Context and Objective:
Reconstruction of the knee ligament causes postoperative pain and delayed rehabilitation.
The primary objective of this study was to evaluate the effect of a prolonged preoperative and postoperative pregabalin use for arthroscopic anterior cruciate ligament repair.
Materials and Methods:
Group 1 (N=25) patients received pregabalin 75 mg/d, and group 2 (N=25) received placebo, 7 days before and 7 days after surgery.

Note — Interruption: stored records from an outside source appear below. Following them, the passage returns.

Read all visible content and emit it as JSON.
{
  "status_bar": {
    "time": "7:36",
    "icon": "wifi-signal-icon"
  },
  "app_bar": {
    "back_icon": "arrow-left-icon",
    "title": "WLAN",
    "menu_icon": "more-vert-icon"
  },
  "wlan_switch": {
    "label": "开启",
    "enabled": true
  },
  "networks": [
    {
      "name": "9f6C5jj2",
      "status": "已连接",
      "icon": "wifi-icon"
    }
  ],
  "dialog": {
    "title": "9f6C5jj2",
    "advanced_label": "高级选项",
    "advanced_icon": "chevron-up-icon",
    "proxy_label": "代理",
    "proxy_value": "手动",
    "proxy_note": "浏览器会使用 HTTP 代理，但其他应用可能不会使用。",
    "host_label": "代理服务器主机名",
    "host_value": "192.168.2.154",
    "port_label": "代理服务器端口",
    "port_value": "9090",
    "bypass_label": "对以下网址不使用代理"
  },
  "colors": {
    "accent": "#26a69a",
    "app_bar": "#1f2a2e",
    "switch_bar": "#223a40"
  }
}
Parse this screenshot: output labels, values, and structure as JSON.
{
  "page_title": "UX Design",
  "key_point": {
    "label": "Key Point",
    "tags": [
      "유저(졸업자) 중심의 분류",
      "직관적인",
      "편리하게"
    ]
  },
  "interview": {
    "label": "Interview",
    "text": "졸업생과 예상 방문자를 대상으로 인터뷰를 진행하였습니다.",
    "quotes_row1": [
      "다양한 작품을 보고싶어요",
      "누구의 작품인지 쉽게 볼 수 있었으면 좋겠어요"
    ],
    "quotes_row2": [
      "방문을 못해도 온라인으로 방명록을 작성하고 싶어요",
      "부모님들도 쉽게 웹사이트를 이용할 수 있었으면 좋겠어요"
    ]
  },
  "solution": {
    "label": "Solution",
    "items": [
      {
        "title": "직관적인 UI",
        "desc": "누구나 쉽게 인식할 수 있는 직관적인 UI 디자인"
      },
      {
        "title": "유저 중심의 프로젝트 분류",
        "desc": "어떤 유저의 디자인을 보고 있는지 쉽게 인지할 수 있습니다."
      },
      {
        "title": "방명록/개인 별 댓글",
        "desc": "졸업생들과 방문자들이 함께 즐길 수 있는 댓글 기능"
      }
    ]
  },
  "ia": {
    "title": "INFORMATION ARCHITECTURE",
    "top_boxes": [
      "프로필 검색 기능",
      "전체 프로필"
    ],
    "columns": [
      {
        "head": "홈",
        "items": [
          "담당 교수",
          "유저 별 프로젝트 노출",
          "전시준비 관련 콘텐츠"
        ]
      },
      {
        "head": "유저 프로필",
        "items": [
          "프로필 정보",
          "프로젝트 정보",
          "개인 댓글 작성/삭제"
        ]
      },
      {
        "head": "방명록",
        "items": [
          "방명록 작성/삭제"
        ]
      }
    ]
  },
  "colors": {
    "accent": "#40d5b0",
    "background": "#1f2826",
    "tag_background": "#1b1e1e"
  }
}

Spinal anesthesia was performed using 0.5% hyperbaric bupivacaine (15 mg). The following were evaluated: pain intensity immediately after the surgery, and 12 hours, 24 hours, 1 week, 2 weeks, 1 month, and 2 months after the surgery using a Numerical Rating Scale; dose of postoperative supplementary analgesic for 2 months; time to first analgesic requirement; and side effects during 2 months. For supplementation, the participants received 1 g dipyrone; if there was no pain control, 100 mg ketoprofen was administered; if there was no effect, 100 mg tramadol was administered; and if there was no pain control, 5 mg intravenous morphine was administered until pain control.
There was no difference between the groups with regard to pain intensity (P=0.077). In the pregabalin group, morphine consumption was lower at 12 hours (P=0.039) and 24 hours (P=0.044) after surgery, and the consumption of tramadol and ketoprofen was lower 24 hours after surgery. There was no significant difference in the incidence of nausea and vomiting. Dizziness was higher in the pregabalin group (group 1=12 patients; group 2=3 patients; P=0.005).
A prolonged preoperative and postoperative pregabalin prescription for anterior cruciate ligament repair decreased the need for supplementary analgesics during the first 24 postoperative hours but increased dizziness.